I’ve been in two earthquakes, both in Seattle. One in 1965, a relatively mild 6.5, when I was a high school senior at Highline High School, sitting at my desk in health ed class. I thought at first that a big truck was going by, shaking the ground and building as it rumbled down 152nd Street in Burien. But it quickly became apparent it was a quake. The girl sitting behind me began to cry. The teacher, a roly-poly man with a crewcut, pressed himself against the blackboard with his arms outstretched and continued to shout “Don’t panic! Don’t panic!”
Three people died from falling debris in that ’65 quake, and the deaths of four elderly women from heart failure were attributed to the quake. 1,712 chimneys were damaged and it is said that the water in the toilets at the top of the Space Needle sloshed out.
The next quake occurred on February 28th, 2001. Called the Nisqually quake, it occurred at 10:54 a.m. and was one of the largest recorded earthquakes in Washington, measuring at 6.8 on the MMS (Moment Magnitude Scale) and lasting 45 seconds. I spent those 45 seconds in the bathroom doorway, believing that doorframes are among the more structurally sound areas in a building. There are two floors above us. I did not want them falling on my head. Roberta was at work, Larry’s Grocery Store, decorating a wedding cake.
Amazingly, that quake did not damage our building, which was constructed in 1962, during the construction of the Seattle World’s Fair. The architecture isn’t much to shout about, but the inner beams and supports are all sound and strong and stable.
I think a lot about Iowa. North Dakota. Nebraska. The plains. The geologically stable plains. But not Texas. Not Oklahoma. Not Kansas.
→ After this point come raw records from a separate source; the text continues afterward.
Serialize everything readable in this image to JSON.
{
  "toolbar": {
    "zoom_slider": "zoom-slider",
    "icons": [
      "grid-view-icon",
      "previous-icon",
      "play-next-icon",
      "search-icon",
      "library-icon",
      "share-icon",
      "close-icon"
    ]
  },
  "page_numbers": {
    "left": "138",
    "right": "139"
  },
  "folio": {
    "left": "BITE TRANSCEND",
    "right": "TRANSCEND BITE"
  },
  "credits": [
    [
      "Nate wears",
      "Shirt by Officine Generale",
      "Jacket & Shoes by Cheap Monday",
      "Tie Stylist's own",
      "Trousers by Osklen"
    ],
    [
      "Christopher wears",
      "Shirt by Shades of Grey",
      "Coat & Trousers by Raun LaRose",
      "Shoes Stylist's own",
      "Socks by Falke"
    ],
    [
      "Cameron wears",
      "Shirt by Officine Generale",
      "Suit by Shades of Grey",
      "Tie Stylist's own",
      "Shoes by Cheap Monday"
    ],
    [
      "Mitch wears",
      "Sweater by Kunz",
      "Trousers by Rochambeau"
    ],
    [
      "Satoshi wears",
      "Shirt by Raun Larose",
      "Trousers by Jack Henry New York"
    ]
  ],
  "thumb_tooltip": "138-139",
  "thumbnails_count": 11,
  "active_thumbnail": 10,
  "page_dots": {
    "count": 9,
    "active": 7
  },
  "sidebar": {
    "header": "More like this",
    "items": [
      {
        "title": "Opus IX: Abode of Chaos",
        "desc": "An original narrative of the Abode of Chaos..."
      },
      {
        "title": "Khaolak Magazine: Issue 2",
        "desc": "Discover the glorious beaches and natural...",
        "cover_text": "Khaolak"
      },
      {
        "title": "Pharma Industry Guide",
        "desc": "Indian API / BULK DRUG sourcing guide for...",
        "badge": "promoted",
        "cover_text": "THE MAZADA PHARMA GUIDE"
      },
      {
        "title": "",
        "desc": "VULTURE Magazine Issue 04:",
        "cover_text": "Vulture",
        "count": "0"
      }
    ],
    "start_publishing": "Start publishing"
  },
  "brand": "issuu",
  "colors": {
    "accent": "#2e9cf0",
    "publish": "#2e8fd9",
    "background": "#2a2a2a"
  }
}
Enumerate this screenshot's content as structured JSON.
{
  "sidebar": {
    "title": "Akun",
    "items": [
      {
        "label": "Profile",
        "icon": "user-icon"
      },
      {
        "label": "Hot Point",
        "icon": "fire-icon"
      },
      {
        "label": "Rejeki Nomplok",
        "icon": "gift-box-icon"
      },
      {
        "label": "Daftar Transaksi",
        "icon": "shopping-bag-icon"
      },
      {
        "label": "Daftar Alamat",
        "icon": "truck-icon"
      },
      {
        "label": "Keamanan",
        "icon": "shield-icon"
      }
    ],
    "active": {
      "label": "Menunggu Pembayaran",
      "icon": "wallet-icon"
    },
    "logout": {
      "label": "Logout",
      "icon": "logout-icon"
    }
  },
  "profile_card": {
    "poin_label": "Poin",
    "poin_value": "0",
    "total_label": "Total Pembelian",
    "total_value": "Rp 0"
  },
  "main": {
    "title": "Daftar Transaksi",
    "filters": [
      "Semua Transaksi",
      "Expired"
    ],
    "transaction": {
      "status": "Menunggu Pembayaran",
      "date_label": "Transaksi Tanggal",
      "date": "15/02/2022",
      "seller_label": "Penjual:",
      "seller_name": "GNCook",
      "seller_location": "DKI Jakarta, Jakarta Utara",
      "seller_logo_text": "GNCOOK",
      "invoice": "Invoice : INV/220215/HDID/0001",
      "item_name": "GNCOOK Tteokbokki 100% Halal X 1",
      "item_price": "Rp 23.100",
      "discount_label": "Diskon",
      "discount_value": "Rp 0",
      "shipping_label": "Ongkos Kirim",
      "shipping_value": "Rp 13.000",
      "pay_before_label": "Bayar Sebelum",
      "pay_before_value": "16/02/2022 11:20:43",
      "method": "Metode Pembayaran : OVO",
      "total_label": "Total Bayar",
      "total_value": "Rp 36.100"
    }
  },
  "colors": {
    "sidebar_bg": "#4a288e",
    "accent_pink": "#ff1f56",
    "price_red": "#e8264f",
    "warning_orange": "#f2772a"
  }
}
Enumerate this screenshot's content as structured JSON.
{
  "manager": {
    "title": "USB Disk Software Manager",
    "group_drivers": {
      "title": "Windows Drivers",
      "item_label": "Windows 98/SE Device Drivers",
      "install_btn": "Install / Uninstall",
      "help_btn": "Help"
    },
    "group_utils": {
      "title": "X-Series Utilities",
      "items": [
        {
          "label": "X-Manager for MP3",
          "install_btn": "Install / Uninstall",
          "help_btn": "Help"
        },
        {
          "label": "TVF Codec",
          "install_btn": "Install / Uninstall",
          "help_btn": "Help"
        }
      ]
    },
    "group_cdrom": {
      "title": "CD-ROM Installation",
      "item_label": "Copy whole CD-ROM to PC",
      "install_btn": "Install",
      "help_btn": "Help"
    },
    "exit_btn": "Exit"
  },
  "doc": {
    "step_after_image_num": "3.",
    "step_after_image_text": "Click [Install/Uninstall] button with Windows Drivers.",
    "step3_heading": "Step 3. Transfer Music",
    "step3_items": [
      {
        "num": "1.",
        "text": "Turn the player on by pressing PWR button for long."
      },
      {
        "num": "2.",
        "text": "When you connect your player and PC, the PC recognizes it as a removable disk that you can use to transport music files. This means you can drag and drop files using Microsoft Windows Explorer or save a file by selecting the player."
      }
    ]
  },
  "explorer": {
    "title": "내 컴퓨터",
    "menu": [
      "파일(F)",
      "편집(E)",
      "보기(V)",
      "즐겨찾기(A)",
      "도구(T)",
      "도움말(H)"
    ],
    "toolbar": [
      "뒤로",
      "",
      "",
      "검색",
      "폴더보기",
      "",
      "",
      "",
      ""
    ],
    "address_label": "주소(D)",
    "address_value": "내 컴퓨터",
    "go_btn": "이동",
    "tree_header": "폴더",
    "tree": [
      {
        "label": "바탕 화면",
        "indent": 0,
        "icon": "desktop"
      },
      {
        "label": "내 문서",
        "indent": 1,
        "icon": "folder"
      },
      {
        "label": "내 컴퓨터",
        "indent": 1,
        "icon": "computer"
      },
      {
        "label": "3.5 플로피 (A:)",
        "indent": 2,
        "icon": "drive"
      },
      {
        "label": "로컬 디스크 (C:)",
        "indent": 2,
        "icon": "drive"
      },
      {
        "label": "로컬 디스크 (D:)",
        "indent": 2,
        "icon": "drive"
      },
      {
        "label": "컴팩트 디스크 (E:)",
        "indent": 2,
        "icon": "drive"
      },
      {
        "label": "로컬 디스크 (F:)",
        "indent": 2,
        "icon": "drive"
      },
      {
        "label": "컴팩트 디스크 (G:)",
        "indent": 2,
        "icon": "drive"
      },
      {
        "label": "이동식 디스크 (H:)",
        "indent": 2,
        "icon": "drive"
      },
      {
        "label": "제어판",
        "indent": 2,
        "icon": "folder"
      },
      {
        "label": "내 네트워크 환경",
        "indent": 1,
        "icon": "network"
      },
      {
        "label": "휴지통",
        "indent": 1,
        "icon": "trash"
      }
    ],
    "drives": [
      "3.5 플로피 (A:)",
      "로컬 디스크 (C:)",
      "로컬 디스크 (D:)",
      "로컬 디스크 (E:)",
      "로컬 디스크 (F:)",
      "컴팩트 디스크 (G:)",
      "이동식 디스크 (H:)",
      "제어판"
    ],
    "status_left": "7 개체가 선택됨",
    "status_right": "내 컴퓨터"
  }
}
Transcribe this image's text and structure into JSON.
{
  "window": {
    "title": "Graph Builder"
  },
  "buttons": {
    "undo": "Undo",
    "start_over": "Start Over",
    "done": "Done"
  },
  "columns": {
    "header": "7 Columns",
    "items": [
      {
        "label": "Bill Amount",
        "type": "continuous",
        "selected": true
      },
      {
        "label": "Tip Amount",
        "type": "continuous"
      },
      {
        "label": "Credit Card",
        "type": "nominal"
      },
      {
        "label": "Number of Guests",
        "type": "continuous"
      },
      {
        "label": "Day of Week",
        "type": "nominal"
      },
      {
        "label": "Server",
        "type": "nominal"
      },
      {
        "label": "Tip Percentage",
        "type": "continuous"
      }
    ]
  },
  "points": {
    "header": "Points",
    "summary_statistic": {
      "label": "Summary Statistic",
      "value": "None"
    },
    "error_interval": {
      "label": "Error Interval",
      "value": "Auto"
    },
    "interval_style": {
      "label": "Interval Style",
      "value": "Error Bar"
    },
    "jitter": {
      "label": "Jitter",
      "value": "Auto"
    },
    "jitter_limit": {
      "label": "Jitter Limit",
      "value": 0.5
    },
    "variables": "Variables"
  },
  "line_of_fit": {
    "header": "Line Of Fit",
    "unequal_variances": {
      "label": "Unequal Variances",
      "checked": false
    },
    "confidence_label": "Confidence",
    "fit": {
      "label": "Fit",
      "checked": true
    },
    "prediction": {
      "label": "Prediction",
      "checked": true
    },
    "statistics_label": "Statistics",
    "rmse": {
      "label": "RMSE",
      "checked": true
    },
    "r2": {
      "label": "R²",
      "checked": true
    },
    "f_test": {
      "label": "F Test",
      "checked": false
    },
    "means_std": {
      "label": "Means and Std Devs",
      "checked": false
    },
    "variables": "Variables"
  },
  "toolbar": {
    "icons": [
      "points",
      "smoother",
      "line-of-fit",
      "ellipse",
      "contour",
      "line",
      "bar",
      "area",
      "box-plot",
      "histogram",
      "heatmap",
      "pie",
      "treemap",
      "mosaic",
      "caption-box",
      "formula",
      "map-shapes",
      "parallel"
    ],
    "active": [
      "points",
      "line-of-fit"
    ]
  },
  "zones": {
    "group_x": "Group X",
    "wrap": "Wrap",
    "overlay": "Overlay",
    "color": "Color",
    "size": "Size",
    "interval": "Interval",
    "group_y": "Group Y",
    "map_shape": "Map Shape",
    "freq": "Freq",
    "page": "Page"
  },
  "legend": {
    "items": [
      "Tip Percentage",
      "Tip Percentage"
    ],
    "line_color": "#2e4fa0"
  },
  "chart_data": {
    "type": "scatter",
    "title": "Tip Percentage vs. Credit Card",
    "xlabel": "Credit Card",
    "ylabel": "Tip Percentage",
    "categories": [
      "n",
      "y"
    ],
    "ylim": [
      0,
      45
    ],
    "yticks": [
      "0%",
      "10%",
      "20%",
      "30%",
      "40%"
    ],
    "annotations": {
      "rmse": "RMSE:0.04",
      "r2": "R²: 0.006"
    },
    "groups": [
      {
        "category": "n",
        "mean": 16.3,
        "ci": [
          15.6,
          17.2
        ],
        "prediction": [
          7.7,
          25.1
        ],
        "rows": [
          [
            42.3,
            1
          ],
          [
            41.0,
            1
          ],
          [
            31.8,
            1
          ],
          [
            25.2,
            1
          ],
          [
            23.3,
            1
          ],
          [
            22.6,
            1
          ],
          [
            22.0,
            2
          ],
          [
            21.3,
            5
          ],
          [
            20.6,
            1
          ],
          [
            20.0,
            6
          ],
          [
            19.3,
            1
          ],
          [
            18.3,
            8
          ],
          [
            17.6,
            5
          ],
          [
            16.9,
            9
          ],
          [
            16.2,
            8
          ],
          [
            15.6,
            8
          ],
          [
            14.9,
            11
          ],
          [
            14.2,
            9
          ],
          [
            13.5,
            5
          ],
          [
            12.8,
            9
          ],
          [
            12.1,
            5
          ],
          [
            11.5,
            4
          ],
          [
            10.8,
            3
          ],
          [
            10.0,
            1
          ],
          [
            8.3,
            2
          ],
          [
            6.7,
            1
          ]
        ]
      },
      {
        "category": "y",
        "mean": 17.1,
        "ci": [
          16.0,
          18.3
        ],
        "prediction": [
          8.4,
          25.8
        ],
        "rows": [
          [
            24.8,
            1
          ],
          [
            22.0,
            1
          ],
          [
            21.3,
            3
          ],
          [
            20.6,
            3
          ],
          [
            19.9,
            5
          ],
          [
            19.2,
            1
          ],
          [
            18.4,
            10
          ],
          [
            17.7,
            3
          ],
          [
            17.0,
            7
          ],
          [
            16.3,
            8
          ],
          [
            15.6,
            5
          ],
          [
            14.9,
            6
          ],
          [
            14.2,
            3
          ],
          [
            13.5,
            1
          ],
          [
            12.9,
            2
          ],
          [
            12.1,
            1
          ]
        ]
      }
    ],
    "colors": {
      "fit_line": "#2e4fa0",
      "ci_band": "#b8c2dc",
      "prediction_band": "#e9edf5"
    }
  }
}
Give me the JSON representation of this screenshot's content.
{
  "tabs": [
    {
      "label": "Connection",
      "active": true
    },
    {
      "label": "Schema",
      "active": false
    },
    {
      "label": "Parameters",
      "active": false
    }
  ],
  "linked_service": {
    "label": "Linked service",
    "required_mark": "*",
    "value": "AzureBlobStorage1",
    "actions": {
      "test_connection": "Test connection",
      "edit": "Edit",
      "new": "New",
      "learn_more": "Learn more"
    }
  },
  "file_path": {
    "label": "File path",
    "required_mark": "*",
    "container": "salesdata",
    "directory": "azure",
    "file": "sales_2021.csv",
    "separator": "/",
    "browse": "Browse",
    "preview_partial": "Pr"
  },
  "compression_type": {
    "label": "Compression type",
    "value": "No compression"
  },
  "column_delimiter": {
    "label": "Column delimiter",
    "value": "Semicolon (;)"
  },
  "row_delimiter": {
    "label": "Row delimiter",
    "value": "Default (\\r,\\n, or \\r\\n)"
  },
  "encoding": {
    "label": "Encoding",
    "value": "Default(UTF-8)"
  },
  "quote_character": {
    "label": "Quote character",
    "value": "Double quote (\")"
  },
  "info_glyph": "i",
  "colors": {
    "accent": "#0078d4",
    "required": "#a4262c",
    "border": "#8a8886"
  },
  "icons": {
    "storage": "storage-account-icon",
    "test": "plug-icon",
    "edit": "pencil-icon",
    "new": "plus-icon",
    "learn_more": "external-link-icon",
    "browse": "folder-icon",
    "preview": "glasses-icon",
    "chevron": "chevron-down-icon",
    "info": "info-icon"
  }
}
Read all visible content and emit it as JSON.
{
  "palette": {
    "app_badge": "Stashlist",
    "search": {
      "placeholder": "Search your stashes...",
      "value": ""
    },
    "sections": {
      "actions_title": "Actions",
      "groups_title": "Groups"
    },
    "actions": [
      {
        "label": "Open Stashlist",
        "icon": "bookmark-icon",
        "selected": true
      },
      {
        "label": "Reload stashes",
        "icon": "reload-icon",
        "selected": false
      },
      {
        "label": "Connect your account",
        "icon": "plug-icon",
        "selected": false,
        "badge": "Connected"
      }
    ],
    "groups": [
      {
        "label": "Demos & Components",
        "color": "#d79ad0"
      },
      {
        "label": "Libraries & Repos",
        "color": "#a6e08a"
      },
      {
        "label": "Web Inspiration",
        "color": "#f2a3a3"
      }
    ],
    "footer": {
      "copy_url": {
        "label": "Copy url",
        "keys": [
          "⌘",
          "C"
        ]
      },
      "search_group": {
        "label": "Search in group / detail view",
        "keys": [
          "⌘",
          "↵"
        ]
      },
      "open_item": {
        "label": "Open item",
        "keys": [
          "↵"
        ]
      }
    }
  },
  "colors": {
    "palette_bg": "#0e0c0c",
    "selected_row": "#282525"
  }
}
The part of the plains were there are few tornadoes. The safest part of the plains. Where there are apt to be the most progressives, fewest fundamentalist wackos, fewest right wing militias, fewest Huckabee wannabes. I mean, why sit here in Seattle, waiting for that big quake to come?
Well, climate change. That’s another scary scenario to factor into the apocalyptic future. Seattle is one of the areas least susceptible to drought, and our winters are fairly mild. It’s a balancing act. Do we risk sitting on the next big one, in exchange for the relative security of water and mild temperatures, or should we start looking for a new home in Iowa, or North Dakota?
The answer for now is, yes. And hope for a little quake in the meantime, one of those nice, tension-releasing temblors in which nothing breaks, and very little shakes.